Analytics support

More features

There are website analytics packages to suit a range of budgets and requirements, one of which will meet the precise needs of your organisation. The companies that produce this software invest millions of pounds every year in developing their products. Rather than compete with them, we integrate with them.

The two main types of solution available today consist of log crunchers and embedded JavaScript solutions. Both are supported by Contensis.

Log crunchers

Log crunchers simply read the log files created by the web server in question.

Contensis usually publishes to a Microsoft IIS Server, although we do have the ability to publish to any other web server of your choice including Apache, Sun, etc. Each of these web servers will have a built-in logging function.  As Contensis publishes pages, the statistics solution can be configured to look at the relevant log files.

Log crunchers are being used less but they are still, at present, a contender in the statistics marketplace.

JavaScript-based solutions

JavaScript-based statistics servers embed a piece of script or image into the web page. When the user visits the page the script is triggered, executing a HTTP request to your system of choice.

Because embedding JavaScript in templates or pages is fully supported, any of these packages, including Google Analytics, will work with Contensis.

Because most of our customers use either WebTrends or Google Analytics, we created standard functionality to support them. If you use either of these, you can add your unique code to the site config to automatically enable the statistics.

Get analytics reports in your Contensis dashboard

Simple statistics tracking

Although we do not provide a set of statistical reporting tools for websites in our core package, there is need to record some statistical information for the purpose of areas such as personalisation.

Contensis has the option to enable stats tracking and, once enabled, the system will record statistics to its internal databases of the visits to pages and content.

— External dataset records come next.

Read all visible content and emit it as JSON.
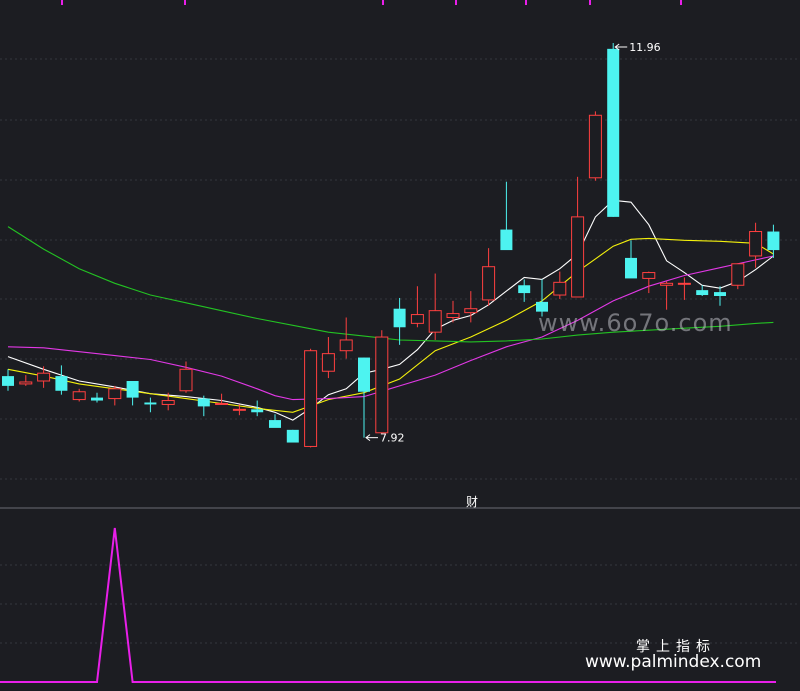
{
  "watermarks": {
    "center": "www.6o7o.com",
    "brand_cn": "掌上指标",
    "brand_url": "www.palmindex.com"
  },
  "colors": {
    "background": "#1c1d22",
    "grid": "#34363d",
    "up": "#ff4040",
    "down": "#4df3f0",
    "ma_white": "#ffffff",
    "ma_yellow": "#f4f10c",
    "ma_magenta": "#e238e6",
    "ma_green": "#23c223",
    "indicator": "#e81fe9",
    "label": "#ffffff",
    "top_tick": "#e81fe9"
  },
  "chart_data": [
    {
      "type": "candlestick",
      "title": "",
      "marker_text": "财",
      "ylim": [
        7.2,
        12.4
      ],
      "annotations": [
        {
          "text": "11.96",
          "x": 34,
          "y": 11.96,
          "kind": "high"
        },
        {
          "text": "7.92",
          "x": 20,
          "y": 7.92,
          "kind": "low"
        }
      ],
      "candles": [
        {
          "x": 0,
          "o": 8.55,
          "h": 8.62,
          "l": 8.4,
          "c": 8.45
        },
        {
          "x": 1,
          "o": 8.47,
          "h": 8.56,
          "l": 8.45,
          "c": 8.49
        },
        {
          "x": 2,
          "o": 8.5,
          "h": 8.65,
          "l": 8.43,
          "c": 8.58
        },
        {
          "x": 3,
          "o": 8.55,
          "h": 8.66,
          "l": 8.36,
          "c": 8.4
        },
        {
          "x": 4,
          "o": 8.31,
          "h": 8.42,
          "l": 8.29,
          "c": 8.39
        },
        {
          "x": 5,
          "o": 8.33,
          "h": 8.38,
          "l": 8.28,
          "c": 8.3
        },
        {
          "x": 6,
          "o": 8.32,
          "h": 8.45,
          "l": 8.25,
          "c": 8.42
        },
        {
          "x": 7,
          "o": 8.5,
          "h": 8.5,
          "l": 8.25,
          "c": 8.33
        },
        {
          "x": 8,
          "o": 8.28,
          "h": 8.33,
          "l": 8.18,
          "c": 8.26
        },
        {
          "x": 9,
          "o": 8.26,
          "h": 8.38,
          "l": 8.2,
          "c": 8.3
        },
        {
          "x": 10,
          "o": 8.4,
          "h": 8.7,
          "l": 8.38,
          "c": 8.62
        },
        {
          "x": 11,
          "o": 8.32,
          "h": 8.35,
          "l": 8.14,
          "c": 8.24
        },
        {
          "x": 12,
          "o": 8.26,
          "h": 8.37,
          "l": 8.26,
          "c": 8.27
        },
        {
          "x": 13,
          "o": 8.2,
          "h": 8.26,
          "l": 8.15,
          "c": 8.21
        },
        {
          "x": 14,
          "o": 8.21,
          "h": 8.3,
          "l": 8.14,
          "c": 8.18
        },
        {
          "x": 15,
          "o": 8.1,
          "h": 8.16,
          "l": 8.03,
          "c": 8.02
        },
        {
          "x": 16,
          "o": 8.0,
          "h": 8.0,
          "l": 7.98,
          "c": 7.87
        },
        {
          "x": 17,
          "o": 7.83,
          "h": 8.83,
          "l": 7.82,
          "c": 8.81
        },
        {
          "x": 18,
          "o": 8.6,
          "h": 8.95,
          "l": 8.53,
          "c": 8.78
        },
        {
          "x": 19,
          "o": 8.81,
          "h": 9.15,
          "l": 8.73,
          "c": 8.92
        },
        {
          "x": 20,
          "o": 8.74,
          "h": 8.74,
          "l": 7.92,
          "c": 8.39
        },
        {
          "x": 21,
          "o": 7.97,
          "h": 9.02,
          "l": 7.96,
          "c": 8.95
        },
        {
          "x": 22,
          "o": 9.24,
          "h": 9.35,
          "l": 8.87,
          "c": 9.05
        },
        {
          "x": 23,
          "o": 9.09,
          "h": 9.47,
          "l": 9.05,
          "c": 9.18
        },
        {
          "x": 24,
          "o": 9.0,
          "h": 9.6,
          "l": 8.92,
          "c": 9.22
        },
        {
          "x": 25,
          "o": 9.15,
          "h": 9.32,
          "l": 9.1,
          "c": 9.19
        },
        {
          "x": 26,
          "o": 9.2,
          "h": 9.42,
          "l": 9.1,
          "c": 9.24
        },
        {
          "x": 27,
          "o": 9.33,
          "h": 9.86,
          "l": 9.27,
          "c": 9.67
        },
        {
          "x": 28,
          "o": 10.05,
          "h": 10.54,
          "l": 9.85,
          "c": 9.84
        },
        {
          "x": 29,
          "o": 9.48,
          "h": 9.54,
          "l": 9.31,
          "c": 9.4
        },
        {
          "x": 30,
          "o": 9.31,
          "h": 9.54,
          "l": 9.16,
          "c": 9.21
        },
        {
          "x": 31,
          "o": 9.38,
          "h": 9.62,
          "l": 9.34,
          "c": 9.51
        },
        {
          "x": 32,
          "o": 9.36,
          "h": 10.59,
          "l": 9.36,
          "c": 10.18
        },
        {
          "x": 33,
          "o": 10.58,
          "h": 11.26,
          "l": 10.55,
          "c": 11.22
        },
        {
          "x": 34,
          "o": 11.9,
          "h": 11.96,
          "l": 10.18,
          "c": 10.18
        },
        {
          "x": 35,
          "o": 9.76,
          "h": 9.94,
          "l": 9.56,
          "c": 9.55
        },
        {
          "x": 36,
          "o": 9.55,
          "h": 9.62,
          "l": 9.4,
          "c": 9.61
        },
        {
          "x": 37,
          "o": 9.48,
          "h": 9.52,
          "l": 9.23,
          "c": 9.5
        },
        {
          "x": 38,
          "o": 9.49,
          "h": 9.56,
          "l": 9.33,
          "c": 9.5
        },
        {
          "x": 39,
          "o": 9.43,
          "h": 9.48,
          "l": 9.37,
          "c": 9.38
        },
        {
          "x": 40,
          "o": 9.41,
          "h": 9.47,
          "l": 9.27,
          "c": 9.37
        },
        {
          "x": 41,
          "o": 9.48,
          "h": 9.63,
          "l": 9.44,
          "c": 9.7
        },
        {
          "x": 42,
          "o": 9.78,
          "h": 10.12,
          "l": 9.66,
          "c": 10.03
        },
        {
          "x": 43,
          "o": 10.03,
          "h": 10.1,
          "l": 9.76,
          "c": 9.84
        }
      ],
      "series": [
        {
          "color": "#ffffff",
          "x": [
            0,
            2,
            4,
            6,
            8,
            10,
            12,
            14,
            15,
            16,
            17,
            18,
            19,
            20,
            21,
            22,
            23,
            24,
            25,
            26,
            27,
            28,
            29,
            30,
            31,
            32,
            33,
            34,
            35,
            36,
            37,
            38,
            39,
            40,
            41,
            42,
            43
          ],
          "y": [
            8.75,
            8.62,
            8.5,
            8.44,
            8.37,
            8.34,
            8.3,
            8.23,
            8.18,
            8.1,
            8.22,
            8.36,
            8.42,
            8.58,
            8.62,
            8.67,
            8.82,
            9.03,
            9.12,
            9.17,
            9.28,
            9.42,
            9.56,
            9.54,
            9.65,
            9.8,
            10.18,
            10.35,
            10.33,
            10.1,
            9.73,
            9.61,
            9.48,
            9.45,
            9.52,
            9.64,
            9.78
          ]
        },
        {
          "color": "#f4f10c",
          "x": [
            0,
            2,
            4,
            6,
            8,
            10,
            12,
            14,
            16,
            18,
            20,
            22,
            24,
            26,
            28,
            30,
            32,
            33,
            34,
            35,
            36,
            38,
            40,
            42,
            43
          ],
          "y": [
            8.62,
            8.55,
            8.47,
            8.42,
            8.37,
            8.32,
            8.27,
            8.22,
            8.18,
            8.31,
            8.38,
            8.52,
            8.81,
            8.95,
            9.12,
            9.32,
            9.62,
            9.75,
            9.88,
            9.95,
            9.96,
            9.94,
            9.93,
            9.91,
            9.8
          ]
        },
        {
          "color": "#e238e6",
          "x": [
            0,
            2,
            4,
            6,
            8,
            10,
            12,
            14,
            15,
            16,
            18,
            20,
            22,
            24,
            26,
            28,
            30,
            32,
            34,
            36,
            38,
            40,
            42,
            43
          ],
          "y": [
            8.85,
            8.84,
            8.8,
            8.76,
            8.72,
            8.64,
            8.55,
            8.42,
            8.35,
            8.31,
            8.32,
            8.34,
            8.45,
            8.56,
            8.71,
            8.85,
            8.95,
            9.12,
            9.32,
            9.47,
            9.58,
            9.66,
            9.74,
            9.78
          ]
        },
        {
          "color": "#23c223",
          "x": [
            0,
            2,
            4,
            6,
            8,
            10,
            12,
            14,
            16,
            18,
            20,
            22,
            24,
            26,
            28,
            30,
            32,
            34,
            36,
            38,
            40,
            42,
            43
          ],
          "y": [
            10.08,
            9.85,
            9.65,
            9.5,
            9.38,
            9.3,
            9.22,
            9.14,
            9.07,
            9.0,
            8.96,
            8.92,
            8.91,
            8.9,
            8.91,
            8.93,
            8.97,
            9.0,
            9.02,
            9.04,
            9.06,
            9.09,
            9.1
          ]
        }
      ]
    },
    {
      "type": "line",
      "title": "",
      "ylim": [
        0,
        1
      ],
      "series": [
        {
          "color": "#e81fe9",
          "x": [
            0,
            5,
            6,
            7,
            43
          ],
          "y": [
            0,
            0,
            1,
            0,
            0
          ]
        }
      ]
    }
  ]
}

We can use this information to personalise user experience. One example would be a "what's hot" control. This could be placed on a user's dashboard and show the content that is most regularly visited. You could also change a user's features depending upon which email campaigns they have clicked through to.